For the first time in the world, a legislator has specified which standard connection must be used for electronic devices in the future. The EU member states and MEPs agreed on Tuesday on USB-C as the standard charging socket. The agreement only has to be formally decided.
When will USB-C become the standard in the EU?
It is expected that from summer or autumn 2024 certain electronic devices will only be sold with a USB-C connection in the European Union. With this plug, it doesn’t matter how it’s plugged in, and it’s already installed in many devices today. Margrethe Vestager, Vice-President of the Commission responsible for digital, said in a press release from the European Commission in September last year: “We have given the industry a lot of time to find its own solutions and now the time has come for legislative measures for a shared charger.”
A transition period of 24 months applies from the date of the adoption of the new legislation, for laptops 40 months.
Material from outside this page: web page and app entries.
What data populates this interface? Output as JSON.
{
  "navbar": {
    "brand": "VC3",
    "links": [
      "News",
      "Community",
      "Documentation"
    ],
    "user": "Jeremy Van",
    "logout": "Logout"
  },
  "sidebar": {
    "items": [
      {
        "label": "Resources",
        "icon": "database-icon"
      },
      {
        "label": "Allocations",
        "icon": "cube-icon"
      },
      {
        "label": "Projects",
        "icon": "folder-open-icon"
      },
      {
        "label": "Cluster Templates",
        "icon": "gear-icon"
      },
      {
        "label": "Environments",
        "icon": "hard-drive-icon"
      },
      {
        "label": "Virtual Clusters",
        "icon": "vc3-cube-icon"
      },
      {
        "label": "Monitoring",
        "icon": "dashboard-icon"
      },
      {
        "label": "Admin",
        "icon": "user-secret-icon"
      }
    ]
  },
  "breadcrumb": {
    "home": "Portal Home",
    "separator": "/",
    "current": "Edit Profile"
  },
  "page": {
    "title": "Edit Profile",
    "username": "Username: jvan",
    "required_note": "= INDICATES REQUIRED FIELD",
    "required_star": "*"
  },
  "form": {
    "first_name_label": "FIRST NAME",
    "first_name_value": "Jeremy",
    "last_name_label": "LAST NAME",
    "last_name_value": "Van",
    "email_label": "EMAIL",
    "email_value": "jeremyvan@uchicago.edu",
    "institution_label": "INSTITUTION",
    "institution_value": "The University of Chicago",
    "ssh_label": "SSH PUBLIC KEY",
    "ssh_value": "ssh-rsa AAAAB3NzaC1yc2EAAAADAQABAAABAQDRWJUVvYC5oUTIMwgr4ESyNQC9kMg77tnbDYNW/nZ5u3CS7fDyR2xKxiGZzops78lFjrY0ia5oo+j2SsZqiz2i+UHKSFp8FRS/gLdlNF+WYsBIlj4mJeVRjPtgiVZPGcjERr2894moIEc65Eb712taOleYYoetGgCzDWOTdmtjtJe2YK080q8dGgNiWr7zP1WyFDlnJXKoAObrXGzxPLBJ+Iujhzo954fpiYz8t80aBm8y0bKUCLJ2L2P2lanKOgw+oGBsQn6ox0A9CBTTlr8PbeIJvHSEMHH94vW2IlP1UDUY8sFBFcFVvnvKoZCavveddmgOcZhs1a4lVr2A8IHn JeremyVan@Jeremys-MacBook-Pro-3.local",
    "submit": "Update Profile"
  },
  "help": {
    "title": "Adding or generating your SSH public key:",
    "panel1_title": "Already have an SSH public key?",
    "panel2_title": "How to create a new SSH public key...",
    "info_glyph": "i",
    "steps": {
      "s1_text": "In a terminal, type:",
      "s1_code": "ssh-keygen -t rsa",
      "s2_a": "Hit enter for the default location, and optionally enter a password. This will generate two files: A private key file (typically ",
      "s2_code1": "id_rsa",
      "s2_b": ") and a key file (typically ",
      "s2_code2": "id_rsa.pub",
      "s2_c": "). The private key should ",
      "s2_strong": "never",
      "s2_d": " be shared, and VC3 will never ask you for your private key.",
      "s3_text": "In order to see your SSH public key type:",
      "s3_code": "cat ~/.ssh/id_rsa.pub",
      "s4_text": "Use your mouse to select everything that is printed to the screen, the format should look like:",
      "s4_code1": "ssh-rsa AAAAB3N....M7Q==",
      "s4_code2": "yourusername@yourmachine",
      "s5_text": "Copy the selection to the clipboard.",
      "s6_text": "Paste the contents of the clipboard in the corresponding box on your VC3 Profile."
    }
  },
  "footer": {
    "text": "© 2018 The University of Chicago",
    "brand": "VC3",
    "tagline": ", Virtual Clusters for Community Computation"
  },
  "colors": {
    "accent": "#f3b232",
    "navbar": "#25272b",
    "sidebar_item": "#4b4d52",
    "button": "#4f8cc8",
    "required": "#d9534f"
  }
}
This should give the industry enough time to adapt.
Which devices will be equipped with USB-C sockets?
The devices that can all be charged with the same charging cable in the future, regardless of the manufacturer, include small and medium-sized electronic devices. They only have to be large enough for the corresponding connection.
This includes cell phones, tablets, digital cameras, portable game consoles, headsets, portable speakers and navigation systems, computer mice, keyboards, laptops and e-readers.
Why will there be standard charging cables in the future?
Around 420 million mobile phones and other handheld devices were sold in the EU in 2020. 38 percent of shoppers said they had had trouble charging their phone at least once because the chargers were incompatible.
Every consumer now owns an average of three chargers, two of which are used regularly.
“European consumers have long been frustrated with incompatible chargers piling up in their drawers,” Vestager said in the release. In the future, the normal case should be that different devices can be charged with the same cable.
Among other things, the law is intended to make products in the EU more sustainable, reduce electronic waste and make it easier to use different devices.
Standardization is intended to reduce electronic waste by around 1,000 tons per year. The EU wants to reduce the ecological footprint related to the production and disposal of chargers and support the green and digital transition.
Together with other measures, consumers could save around 250 million euros, writes the European Commission in an information brochure.
What will change when buying in the future?
In the future, there should be a choice as to whether you want to buy a new device with or without a charging adapter.
However, the corresponding cable is always included, since it is also responsible for the transfer of data, for example, and is a component that often breaks.
Why wasn’t there standardization sooner?
The EU Commission launched a corresponding initiative more than ten years ago after users of iPhones and other mobile phones complained about the need for different charging cables and the associated so-called cable spaghetti.
Previously, companies failed to find a uniform solution for the charging sockets of electronic devices such as smartphones, tablets or cameras.
Criticism of the new EU standard
There is criticism from the industry association Bitkom, among others. He talks about innovations being thwarted. In addition, the new regulation runs counter to the “important principle of openness to technology,” said Bitkom CEO Bernhard Rohleder, according to the Tagesschau.
According to Tagesschau information, Apple has also criticized the EU’s plans in the past and warned of the endangerment of innovations and the creation, and not the reduction, of electronic waste.
Demand for wireless charging as standard
Anna Cavazzini (Greens) told the dpa: “The European Commission should take measures that lead to a standard for wireless charging.”